  1. I was always fascinated by Mrs Vaatrik's fashionable earring choices. Most Bajorans we see take the symbolism of the specific earring they wear quite seriously as part of their religious life and family ties. She picked what went best with her outfit.

    Also, it's sad that we didn't hear Odo make log entries more often. I loved them.

  2. Yes, yes, but with whom do you agree on the final rating?

  3. Well, since I'm willing to hand-wave away the "it starts with a C!" to the universal translator being its usual creative self, and I don't think that every episode has to have a hard sci-fi element (and a hard sci-fi element might well have diminished this episode), I'd have to give it a five.

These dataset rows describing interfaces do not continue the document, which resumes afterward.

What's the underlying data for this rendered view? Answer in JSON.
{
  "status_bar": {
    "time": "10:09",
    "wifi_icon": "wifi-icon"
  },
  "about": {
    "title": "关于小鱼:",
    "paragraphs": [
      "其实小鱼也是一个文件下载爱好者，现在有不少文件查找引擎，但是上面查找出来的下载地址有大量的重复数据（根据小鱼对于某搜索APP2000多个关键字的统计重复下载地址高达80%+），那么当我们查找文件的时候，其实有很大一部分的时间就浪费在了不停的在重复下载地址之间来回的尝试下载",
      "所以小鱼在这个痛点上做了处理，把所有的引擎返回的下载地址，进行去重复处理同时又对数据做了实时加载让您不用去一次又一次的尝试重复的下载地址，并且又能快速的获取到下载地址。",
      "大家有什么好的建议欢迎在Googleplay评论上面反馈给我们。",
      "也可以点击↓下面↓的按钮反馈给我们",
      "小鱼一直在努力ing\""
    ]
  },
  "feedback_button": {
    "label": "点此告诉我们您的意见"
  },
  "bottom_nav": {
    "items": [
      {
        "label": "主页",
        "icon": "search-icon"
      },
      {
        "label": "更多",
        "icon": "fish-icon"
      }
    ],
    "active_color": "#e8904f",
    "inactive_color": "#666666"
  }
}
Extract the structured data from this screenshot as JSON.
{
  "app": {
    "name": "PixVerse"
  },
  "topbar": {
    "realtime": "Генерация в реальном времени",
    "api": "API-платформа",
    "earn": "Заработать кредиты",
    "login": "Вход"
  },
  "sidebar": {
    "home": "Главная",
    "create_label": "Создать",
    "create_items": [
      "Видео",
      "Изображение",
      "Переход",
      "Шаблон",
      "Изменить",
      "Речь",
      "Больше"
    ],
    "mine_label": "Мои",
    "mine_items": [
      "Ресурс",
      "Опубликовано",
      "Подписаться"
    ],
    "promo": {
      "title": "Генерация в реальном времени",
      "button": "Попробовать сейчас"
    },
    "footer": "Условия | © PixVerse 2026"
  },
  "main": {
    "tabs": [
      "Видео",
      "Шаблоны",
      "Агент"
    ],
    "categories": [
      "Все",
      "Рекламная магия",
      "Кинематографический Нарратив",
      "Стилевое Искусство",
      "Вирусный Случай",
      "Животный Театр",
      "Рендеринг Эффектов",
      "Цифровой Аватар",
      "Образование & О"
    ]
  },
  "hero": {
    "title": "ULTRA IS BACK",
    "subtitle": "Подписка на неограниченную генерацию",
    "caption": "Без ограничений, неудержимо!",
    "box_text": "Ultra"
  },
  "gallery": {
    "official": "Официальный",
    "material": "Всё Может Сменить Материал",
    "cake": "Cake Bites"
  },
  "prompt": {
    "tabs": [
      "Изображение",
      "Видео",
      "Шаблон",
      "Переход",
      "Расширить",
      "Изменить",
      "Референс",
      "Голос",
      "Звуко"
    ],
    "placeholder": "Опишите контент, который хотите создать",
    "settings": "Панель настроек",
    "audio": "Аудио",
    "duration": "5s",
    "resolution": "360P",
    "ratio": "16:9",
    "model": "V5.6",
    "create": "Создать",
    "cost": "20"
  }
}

    I will admit that the existence of the list baffled me. But sometimes Evolution of the Plot™ trumps all, and it's not enough to knock down a whole point for me.

    It's hard to do a flashback episode that is as engaging as this. Yes, I like finding out character histories, but this did that *and* told a great current-day story. They managed a noir setting that was complete enough that I didn't get bored and start looking around for Dixon Hill; I just enjoyed all the atmosphere and the little shoutouts to Columbo.

    The little elements that they introduced were lovely, too. The Cardassian Neck Trick that's never explained, the details like the origin of Kira's calling Odo 'Constable', Dukat's expertise at knowing who needs to do what job and for what political reason... it was delightful.

    And I loved the way they let the last scene just hang and end. Much better than if they'd tried to fill it with more words.

  4. I swear I didn't tell her to say any of that. :)

  5. This has been given a podcast label, but... is it missing or am I missing it?

  6. Thanks for the catch. Completely forgot to upload the podcast. I updated the post with the link. Enjoy.

  7. I really liked this episode. Too bad there have been so many stinkers so far in DS9

  8. Alright, now that I've listened to the podcast, I see why the question was asked regarding the final rating. I sat there giggling over not the argument, but the amount of time that you each spent saying that the other was justified.

    To answer the question asked, I don't think that the lapel grab was over the top. I think that it's a sign that Odo has, over time, gotten better control of the urge for violence that Quark inspires in him.

    Even after listening to all the reasons both ways, I'd still have to stick with a five, even with the lack of sci-fi. DS9 is not a show that's built around exploration and science. It's a show that's built around characters and a place, and that makes the non-sci-fi episodes necessary to break up the pace. There's only so often that a sci-fi type problem will present itself in the stationary (no pun intended) environment.

    Most of the other stuff, I said already before the podcast, so, I suppose I'll leave it there.

  9. I dont know, the moral ambiguity regarding Dukat ended for me when he said, as a matter of factly, that the people dying in the mines were mere 'casualties" while the death of this Bajoran (whom we later find out is a collaborator) was "murder." When he said that, I felt a a shiver down my spine. A jolt. "THIS is evil" I thought. Pure, cold, hard, unadulterated evil. I have never liked Dukat - he's never even been a fun "bad" guy to watch and it bothered me often that the show never really went all the way with exposing that evil lurking underneath the facade. They always danced around it, or eluded to it - but never fully came right out and showed us how truly, epically and masterfully evil Dukat actually is - until 'Waltz".